■ **TO DO**
The answer must be every line of the data that holds the word "Permissions".

(Records drawn from a dataset)
______________________________
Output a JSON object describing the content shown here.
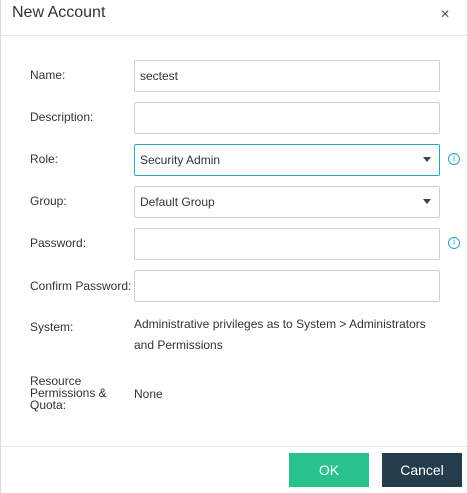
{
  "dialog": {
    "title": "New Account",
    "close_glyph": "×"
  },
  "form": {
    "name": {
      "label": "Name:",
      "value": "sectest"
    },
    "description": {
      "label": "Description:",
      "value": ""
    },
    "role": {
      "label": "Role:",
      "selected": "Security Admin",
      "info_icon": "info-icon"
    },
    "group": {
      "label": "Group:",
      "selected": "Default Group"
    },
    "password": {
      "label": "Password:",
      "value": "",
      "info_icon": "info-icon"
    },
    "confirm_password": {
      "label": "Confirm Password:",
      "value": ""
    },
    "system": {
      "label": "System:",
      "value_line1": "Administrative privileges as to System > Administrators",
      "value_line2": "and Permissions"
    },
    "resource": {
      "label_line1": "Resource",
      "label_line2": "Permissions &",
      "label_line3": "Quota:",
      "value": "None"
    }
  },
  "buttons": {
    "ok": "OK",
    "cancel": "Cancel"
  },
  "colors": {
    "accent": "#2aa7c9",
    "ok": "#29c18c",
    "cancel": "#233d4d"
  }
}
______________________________
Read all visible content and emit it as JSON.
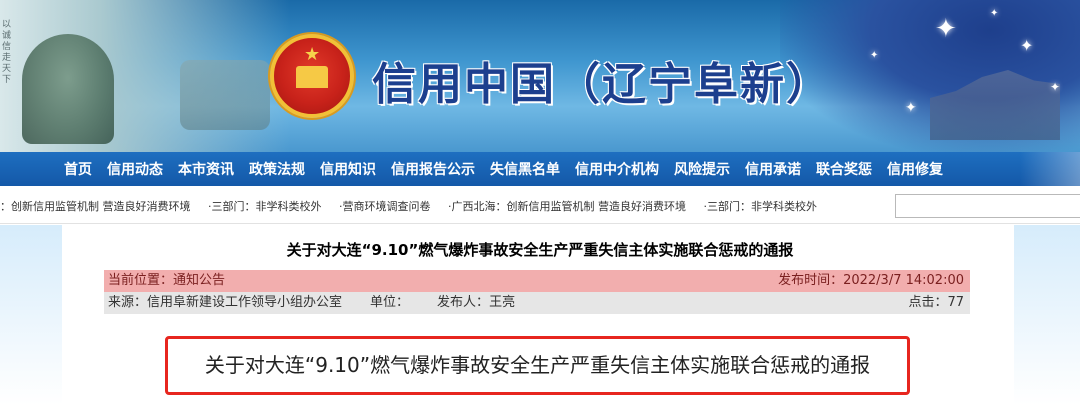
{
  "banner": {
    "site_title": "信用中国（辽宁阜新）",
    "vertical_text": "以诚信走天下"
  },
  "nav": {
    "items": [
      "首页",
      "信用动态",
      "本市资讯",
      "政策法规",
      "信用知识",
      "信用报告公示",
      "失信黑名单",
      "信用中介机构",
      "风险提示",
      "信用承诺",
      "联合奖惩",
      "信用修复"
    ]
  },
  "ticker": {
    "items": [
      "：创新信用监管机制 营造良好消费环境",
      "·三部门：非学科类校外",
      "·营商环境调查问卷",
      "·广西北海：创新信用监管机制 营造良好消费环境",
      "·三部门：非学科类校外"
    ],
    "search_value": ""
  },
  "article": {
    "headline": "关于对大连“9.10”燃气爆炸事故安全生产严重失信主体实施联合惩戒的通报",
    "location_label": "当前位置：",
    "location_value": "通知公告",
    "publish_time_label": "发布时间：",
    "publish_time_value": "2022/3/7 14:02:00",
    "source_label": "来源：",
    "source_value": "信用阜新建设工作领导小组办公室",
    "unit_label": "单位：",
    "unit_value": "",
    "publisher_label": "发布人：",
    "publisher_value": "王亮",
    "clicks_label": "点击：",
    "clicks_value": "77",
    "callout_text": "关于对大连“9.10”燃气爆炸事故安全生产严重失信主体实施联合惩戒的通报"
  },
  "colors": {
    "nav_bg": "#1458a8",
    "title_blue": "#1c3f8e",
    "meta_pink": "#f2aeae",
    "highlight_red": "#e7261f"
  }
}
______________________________
■ **EXERCISE RESULT**
      "value_line2": "and Permissions"
      "label_line2": "Permissions &",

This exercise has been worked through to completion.